"I believe that if people knew what is happening, which is far worse than inhumane slaughter, if they knew what's happening to animals during the full course of their lives, they'll demand a change, and the change is not difficult to make. . . . But all the research and all the loans and all the tax advantages have gone into making farming an industry. And that's why it's called factory farming. So big business is now controlling the vast majority of animal and egg production. . . ." And the Stevenses put their mouths where their money is: they refuse to buy or use white veal, pork, or pork products in their home, and they buy their eggs right from the farmer -- no battery eggs allowed.
The heroes at the Stevens house are Dr. Albert Schweitzer and Rachel Carson (hers) and Adlai Stevenson Ii (his). Roger Stevens, an active Democrat, was chairman of the finance committee for the National Democratic Party from 1956 to 1960, chairman of the National Cultural Center under President Kennedy, special assistant to the president on the arts under Lyndon Johnson, and chairman of the National Council on the Arts from 1964 to 1969.
He has also been a one-man cultural renaissance as former president of the National Opera Institute, director of the Metropolitan Opera Association, former chairman of the advisory commitee of the National Book Awards, trustee and cofounder of the Board of the American Film Institute, former treasurer of the American National Theater and Academy, a member of the Council for the Arts at Massachusetts Institute of Technology, director of the Wolf Trap Performing Arts Center, and a member of the Royal Society of Arts.

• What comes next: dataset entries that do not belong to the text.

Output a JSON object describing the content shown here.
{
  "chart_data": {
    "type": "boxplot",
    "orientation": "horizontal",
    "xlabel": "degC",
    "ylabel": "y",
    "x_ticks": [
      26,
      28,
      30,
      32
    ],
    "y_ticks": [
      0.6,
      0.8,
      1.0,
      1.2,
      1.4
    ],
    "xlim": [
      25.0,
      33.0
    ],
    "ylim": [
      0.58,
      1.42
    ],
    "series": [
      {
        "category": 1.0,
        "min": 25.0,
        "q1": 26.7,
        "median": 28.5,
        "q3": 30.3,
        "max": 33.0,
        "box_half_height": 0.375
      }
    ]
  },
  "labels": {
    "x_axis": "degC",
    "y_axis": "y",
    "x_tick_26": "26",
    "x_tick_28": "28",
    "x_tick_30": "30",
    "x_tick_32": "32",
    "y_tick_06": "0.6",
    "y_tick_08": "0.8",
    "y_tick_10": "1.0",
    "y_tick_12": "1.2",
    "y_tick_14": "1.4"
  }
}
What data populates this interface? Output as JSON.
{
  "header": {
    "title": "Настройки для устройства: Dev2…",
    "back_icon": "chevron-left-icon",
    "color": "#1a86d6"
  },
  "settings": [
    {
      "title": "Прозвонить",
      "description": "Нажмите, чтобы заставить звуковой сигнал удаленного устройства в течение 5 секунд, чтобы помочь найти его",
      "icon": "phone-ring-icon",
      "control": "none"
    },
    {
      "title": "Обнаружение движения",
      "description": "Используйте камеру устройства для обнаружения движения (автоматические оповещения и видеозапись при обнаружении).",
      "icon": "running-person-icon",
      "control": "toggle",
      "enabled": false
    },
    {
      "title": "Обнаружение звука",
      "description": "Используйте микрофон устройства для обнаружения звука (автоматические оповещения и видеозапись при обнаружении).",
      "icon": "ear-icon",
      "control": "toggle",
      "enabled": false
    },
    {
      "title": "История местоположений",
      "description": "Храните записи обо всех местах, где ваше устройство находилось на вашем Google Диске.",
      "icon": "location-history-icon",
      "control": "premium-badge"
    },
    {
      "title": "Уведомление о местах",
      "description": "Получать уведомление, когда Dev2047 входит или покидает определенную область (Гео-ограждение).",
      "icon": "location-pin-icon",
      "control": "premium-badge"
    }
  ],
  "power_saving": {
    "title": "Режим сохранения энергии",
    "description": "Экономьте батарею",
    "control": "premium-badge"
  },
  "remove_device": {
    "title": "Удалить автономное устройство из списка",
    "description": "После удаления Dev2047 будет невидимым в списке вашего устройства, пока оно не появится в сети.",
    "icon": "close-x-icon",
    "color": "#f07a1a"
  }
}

Mr. Stevens, who has extended hands across the sea to produce works by a series of British dramatists, from Stoppard to Pinter, was recently knighted by the British. Sir Roger says he doesn't have he faintest idea why he was dubbed that, but he's delighted with it, although of course he points out, Americans are not allowed to use the "Sir" when it's bestowed on them. It's simply not done.
Stevens is asked if he has hopes for Kennedy Center becoming the main national cultural center.
"Well, it could, of course. It's growing so fast here. In both England and France the capitals are the artistic center, the govenment center, and the financial center. Washington has been just a governmental center. . . . But whenever new ambassadors come here, most of whom . . . spent a few years here in the '50s and '60s on their way up to the top posts, they're the ones who say 'You can't imagine how it's changed. . . .'"
But he adds dryly, "I still have trouble with the New York Times. They don't like to admit that Washington exists."